YOUR GOAL: What lines of the material below hold the string "content"? Copy them out.

- - -

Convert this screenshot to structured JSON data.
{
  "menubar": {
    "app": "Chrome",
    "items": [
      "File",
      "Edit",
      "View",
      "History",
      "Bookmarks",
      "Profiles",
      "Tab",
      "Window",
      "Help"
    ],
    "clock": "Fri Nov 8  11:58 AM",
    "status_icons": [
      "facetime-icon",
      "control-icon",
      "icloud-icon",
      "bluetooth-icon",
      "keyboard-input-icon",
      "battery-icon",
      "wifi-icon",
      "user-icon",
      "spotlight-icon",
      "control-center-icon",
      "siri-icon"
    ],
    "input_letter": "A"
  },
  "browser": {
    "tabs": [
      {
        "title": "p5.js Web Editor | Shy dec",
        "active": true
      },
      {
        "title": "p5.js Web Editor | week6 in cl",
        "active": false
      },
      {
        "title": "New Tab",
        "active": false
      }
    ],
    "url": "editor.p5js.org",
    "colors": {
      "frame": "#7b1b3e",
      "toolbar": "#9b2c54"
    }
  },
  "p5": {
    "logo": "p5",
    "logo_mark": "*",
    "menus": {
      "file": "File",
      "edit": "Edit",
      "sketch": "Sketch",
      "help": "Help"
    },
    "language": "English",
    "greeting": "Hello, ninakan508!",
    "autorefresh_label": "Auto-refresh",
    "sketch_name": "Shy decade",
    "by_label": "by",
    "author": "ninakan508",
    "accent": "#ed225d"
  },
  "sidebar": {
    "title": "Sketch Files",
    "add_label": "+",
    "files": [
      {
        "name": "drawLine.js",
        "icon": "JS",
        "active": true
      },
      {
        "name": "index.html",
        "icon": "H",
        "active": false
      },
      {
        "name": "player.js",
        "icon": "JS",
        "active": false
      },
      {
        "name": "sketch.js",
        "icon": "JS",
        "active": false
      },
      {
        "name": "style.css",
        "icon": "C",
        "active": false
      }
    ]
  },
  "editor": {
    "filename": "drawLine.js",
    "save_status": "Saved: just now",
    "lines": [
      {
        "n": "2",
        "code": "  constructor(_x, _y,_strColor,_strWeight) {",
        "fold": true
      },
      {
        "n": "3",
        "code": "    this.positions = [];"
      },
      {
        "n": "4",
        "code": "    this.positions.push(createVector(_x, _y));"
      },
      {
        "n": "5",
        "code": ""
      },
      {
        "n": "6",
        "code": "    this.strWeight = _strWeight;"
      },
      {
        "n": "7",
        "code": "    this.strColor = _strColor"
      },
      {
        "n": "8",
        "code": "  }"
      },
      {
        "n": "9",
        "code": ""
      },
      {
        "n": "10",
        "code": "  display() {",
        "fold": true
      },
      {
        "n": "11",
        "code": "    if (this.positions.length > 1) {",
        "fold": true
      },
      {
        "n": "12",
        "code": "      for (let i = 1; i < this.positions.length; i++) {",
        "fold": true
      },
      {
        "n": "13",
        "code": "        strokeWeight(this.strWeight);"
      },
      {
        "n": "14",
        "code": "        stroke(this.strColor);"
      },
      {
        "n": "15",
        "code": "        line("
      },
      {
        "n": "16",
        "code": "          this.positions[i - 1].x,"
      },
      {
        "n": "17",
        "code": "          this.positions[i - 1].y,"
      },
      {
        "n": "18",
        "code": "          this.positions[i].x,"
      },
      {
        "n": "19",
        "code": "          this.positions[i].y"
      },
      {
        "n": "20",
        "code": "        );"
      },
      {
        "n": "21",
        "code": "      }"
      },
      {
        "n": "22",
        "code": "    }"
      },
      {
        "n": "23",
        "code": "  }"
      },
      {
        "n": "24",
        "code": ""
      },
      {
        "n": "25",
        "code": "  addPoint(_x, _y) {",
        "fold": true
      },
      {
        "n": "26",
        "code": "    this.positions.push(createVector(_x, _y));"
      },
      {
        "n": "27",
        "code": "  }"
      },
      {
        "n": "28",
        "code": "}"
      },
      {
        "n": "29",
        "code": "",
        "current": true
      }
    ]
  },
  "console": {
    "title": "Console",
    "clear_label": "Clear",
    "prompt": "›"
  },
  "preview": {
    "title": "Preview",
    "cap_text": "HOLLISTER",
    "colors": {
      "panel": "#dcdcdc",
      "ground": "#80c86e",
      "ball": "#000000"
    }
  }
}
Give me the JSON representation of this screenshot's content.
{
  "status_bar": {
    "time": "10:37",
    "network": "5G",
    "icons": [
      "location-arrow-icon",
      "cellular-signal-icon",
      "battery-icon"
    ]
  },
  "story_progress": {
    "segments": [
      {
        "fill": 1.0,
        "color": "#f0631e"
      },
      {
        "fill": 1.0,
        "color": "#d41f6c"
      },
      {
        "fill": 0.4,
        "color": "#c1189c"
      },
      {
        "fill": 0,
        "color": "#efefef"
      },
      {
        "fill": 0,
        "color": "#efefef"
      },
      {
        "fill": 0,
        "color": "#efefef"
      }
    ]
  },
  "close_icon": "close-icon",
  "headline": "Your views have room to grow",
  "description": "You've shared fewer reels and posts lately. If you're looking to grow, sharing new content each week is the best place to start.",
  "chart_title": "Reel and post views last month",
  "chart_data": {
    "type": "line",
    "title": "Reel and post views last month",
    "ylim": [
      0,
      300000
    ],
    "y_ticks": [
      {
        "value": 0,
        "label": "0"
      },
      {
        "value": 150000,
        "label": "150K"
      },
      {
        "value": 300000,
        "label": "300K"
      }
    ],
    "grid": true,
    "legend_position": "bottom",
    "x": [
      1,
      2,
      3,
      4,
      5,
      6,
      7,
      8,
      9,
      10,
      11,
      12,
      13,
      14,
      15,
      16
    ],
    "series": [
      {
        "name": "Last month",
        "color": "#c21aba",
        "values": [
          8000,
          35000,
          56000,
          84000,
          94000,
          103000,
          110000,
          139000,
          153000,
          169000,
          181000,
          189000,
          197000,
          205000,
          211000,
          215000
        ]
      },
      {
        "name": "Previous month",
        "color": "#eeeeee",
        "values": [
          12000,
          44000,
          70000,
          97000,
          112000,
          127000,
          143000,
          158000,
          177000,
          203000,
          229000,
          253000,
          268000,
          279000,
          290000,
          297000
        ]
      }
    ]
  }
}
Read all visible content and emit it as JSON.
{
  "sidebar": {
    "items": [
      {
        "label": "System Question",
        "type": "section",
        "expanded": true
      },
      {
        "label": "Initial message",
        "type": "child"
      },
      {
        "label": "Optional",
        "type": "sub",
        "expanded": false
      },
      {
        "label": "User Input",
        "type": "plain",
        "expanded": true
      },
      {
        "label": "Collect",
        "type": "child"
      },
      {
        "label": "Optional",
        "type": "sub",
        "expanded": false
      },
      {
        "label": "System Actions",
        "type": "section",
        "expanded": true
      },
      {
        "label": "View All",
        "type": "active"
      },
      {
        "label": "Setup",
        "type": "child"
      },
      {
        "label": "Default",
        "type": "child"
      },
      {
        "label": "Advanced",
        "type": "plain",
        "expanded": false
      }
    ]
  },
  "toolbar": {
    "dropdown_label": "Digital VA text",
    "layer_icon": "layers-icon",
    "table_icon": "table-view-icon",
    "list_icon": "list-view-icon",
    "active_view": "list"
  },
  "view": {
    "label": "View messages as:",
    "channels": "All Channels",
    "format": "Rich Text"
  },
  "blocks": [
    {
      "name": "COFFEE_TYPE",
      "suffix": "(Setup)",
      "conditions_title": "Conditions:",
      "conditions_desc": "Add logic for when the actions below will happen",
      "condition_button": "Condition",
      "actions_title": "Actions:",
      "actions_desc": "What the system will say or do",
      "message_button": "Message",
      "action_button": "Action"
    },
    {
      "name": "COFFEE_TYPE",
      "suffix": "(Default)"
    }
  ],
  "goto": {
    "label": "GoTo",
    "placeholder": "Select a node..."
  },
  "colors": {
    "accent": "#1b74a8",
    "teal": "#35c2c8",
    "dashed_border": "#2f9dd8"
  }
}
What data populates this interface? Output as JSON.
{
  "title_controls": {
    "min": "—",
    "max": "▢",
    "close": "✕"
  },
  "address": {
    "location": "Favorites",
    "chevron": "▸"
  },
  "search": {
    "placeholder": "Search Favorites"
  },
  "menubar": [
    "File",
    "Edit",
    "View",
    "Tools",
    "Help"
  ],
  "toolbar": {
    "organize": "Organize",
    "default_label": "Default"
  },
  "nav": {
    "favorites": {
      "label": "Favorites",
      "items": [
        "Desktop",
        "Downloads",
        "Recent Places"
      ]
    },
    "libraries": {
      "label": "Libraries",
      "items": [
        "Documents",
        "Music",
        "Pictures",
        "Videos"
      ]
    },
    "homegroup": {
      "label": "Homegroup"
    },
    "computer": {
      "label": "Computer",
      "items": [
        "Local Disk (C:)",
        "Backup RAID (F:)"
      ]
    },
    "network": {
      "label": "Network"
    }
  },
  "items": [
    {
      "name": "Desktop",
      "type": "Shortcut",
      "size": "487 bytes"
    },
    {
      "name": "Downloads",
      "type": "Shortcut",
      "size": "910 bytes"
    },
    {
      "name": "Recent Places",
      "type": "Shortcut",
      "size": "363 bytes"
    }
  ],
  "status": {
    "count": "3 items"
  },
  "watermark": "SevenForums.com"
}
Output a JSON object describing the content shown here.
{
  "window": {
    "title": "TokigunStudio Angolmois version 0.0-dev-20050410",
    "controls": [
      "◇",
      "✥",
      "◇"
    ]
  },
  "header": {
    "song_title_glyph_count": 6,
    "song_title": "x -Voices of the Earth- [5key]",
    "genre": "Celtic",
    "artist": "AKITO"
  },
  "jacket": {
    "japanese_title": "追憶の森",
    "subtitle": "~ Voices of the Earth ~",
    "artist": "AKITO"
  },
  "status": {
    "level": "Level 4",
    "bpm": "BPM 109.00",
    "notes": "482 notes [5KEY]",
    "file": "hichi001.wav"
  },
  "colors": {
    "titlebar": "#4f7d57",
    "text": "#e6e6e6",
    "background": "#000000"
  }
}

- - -

EXERCISE ANSWER:
Give me the JSON representation of this screenshot's content.
  "description": "You've shared fewer reels and posts lately. If you're looking to grow, sharing new content each week is the best place to start.",
Read all visible content and emit it as JSON.
Output a JSON object describing the content shown here.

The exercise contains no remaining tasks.